The kitchen can pose many dangers to pets. Human foods that are toxic to pets include raisins, grapes, macadamia nuts, onions, garlic, unbaked yeast bread dough, fatty foods, salty foods, and chocolate. Other toxic kitchen hazards are caffeine, alcohol, table salt and xylitol. Garbage cans should have a tight top lid so that curious pets do not go digging through the garbage, which can contain any of the above toxins, coffee grounds, moldy foods, bones, or many other hazards.

Pet parents must also keep over-the-counter or prescription pills, inhalers and dietary supplements away from their pets. Instead, place these items in a medicine cabinet or cupboard. Pets can easily get onto countertops or tables and even chew through plastic bags to get to the medications. On the topic of medicines, never give any medicine to a pet without first checking with a vet to make sure it’s okay, as many medicines that are safe for humans are not safe for our pets (e.g., both acetaminophen and ibuprofen are extremely poisonous to pets); and getting dosage instructions specific to the pet.  Also, pet parents may not be aware that flea and tick products meant for dogs should not be used on cats, as they may cause tremors and seizures. 
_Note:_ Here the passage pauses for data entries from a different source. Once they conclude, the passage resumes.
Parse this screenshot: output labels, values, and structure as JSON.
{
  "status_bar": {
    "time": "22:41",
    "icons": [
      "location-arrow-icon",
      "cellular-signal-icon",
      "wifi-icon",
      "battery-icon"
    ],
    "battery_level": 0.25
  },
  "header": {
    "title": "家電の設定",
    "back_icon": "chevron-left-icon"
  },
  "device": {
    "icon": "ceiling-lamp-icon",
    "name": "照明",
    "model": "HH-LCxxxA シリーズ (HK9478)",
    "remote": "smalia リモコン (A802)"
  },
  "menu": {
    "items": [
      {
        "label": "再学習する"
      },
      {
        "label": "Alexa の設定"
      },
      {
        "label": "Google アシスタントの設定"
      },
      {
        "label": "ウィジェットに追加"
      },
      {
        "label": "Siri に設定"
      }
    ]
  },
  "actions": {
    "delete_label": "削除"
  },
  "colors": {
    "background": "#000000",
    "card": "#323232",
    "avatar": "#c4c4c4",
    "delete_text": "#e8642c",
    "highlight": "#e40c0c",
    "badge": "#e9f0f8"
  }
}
In the bathroom, keep pets away from potential hazards such as cleaning products, toiletries, dental floss, etc., and make sure to always close the toilet seat to keep them from drinking the water, especially if the toilet seat is automatic. In other parts of the home and garage, we find many other threats to our pets, such as rodenticides and antifreeze. Many pet owners don’t realize that rodents may actually track or otherwise transfer the toxins to a location accessible to the pet. There is also a real possibility of a poisoned mouse dropping dead in an accessible location, and being eaten by a pet. This would almost certainly result in death of the pet. Antifreeze tastes sweet to pets and should be placed in an area out of sight or out of reach. Consulting a vet on the best pest-control products to use would help to avoid this problem. Instructions on insecticides and similar products should be read thoroughly for warnings. Glue, many are surprised to learn, can also be poisonous to pets, and certain glues, such as Gorilla Glue, can expand to the size of a basketball when ingested! 
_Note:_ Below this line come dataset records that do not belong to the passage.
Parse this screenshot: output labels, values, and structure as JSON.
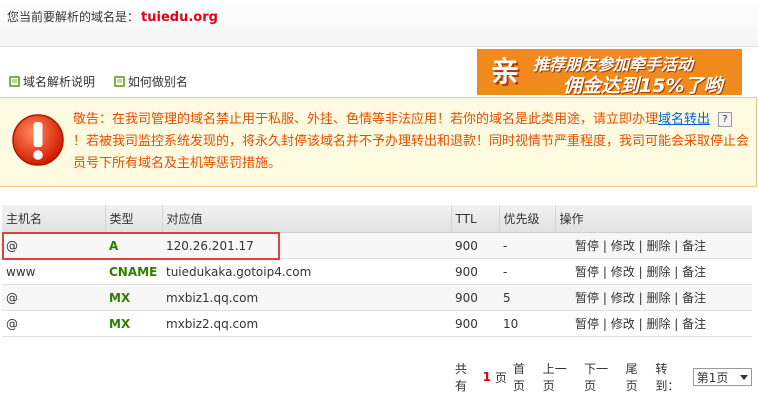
{
  "header": {
    "domain_prefix": "您当前要解析的域名是：",
    "domain_name": "tuiedu.org"
  },
  "help_links": [
    {
      "label": "域名解析说明",
      "icon": "help-doc-icon"
    },
    {
      "label": "如何做别名",
      "icon": "help-doc-icon"
    }
  ],
  "banner": {
    "badge": "亲",
    "line1": "推荐朋友参加牵手活动",
    "line2": "佣金达到15%了哟"
  },
  "warning": {
    "text1": "敬告：在我司管理的域名禁止用于私服、外挂、色情等非法应用！若你的域名是此类用途，请立即办理",
    "link": "域名转出",
    "help_mark": "?",
    "text2": "！若被我司监控系统发现的，将永久封停该域名并不予办理转出和退款！同时视情节严重程度，我司可能会采取停止会员号下所有域名及主机等惩罚措施。"
  },
  "table": {
    "headers": [
      "主机名",
      "类型",
      "对应值",
      "TTL",
      "优先级",
      "操作"
    ],
    "rows": [
      {
        "host": "@",
        "type": "A",
        "value": "120.26.201.17",
        "ttl": "900",
        "priority": "-"
      },
      {
        "host": "www",
        "type": "CNAME",
        "value": "tuiedukaka.gotoip4.com",
        "ttl": "900",
        "priority": "-"
      },
      {
        "host": "@",
        "type": "MX",
        "value": "mxbiz1.qq.com",
        "ttl": "900",
        "priority": "5"
      },
      {
        "host": "@",
        "type": "MX",
        "value": "mxbiz2.qq.com",
        "ttl": "900",
        "priority": "10"
      }
    ],
    "actions": {
      "pause": "暂停",
      "edit": "修改",
      "delete": "删除",
      "note": "备注",
      "sep": "|"
    }
  },
  "pager": {
    "total_prefix": "共有",
    "total": "1",
    "total_suffix": "页",
    "first": "首页",
    "prev": "上一页",
    "next": "下一页",
    "last": "尾页",
    "goto": "转到：",
    "selected": "第1页"
  },
  "colors": {
    "accent_red": "#e60012",
    "warning_orange": "#e64d00",
    "type_green": "#2e7d00",
    "link_blue": "#0066cc"
  }
}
While we may not be able to keep our pets from getting into everything, educating ourselves to learn how to best protect our pets is the best defense. If you believe your pet has eaten something harmful, don’t wait! Contact a trusted veterinarian or the Pet Poison Helpline at 1-800-213-6680. To find out more about Poison Prevention Week, go here

Also, a great infographic is available here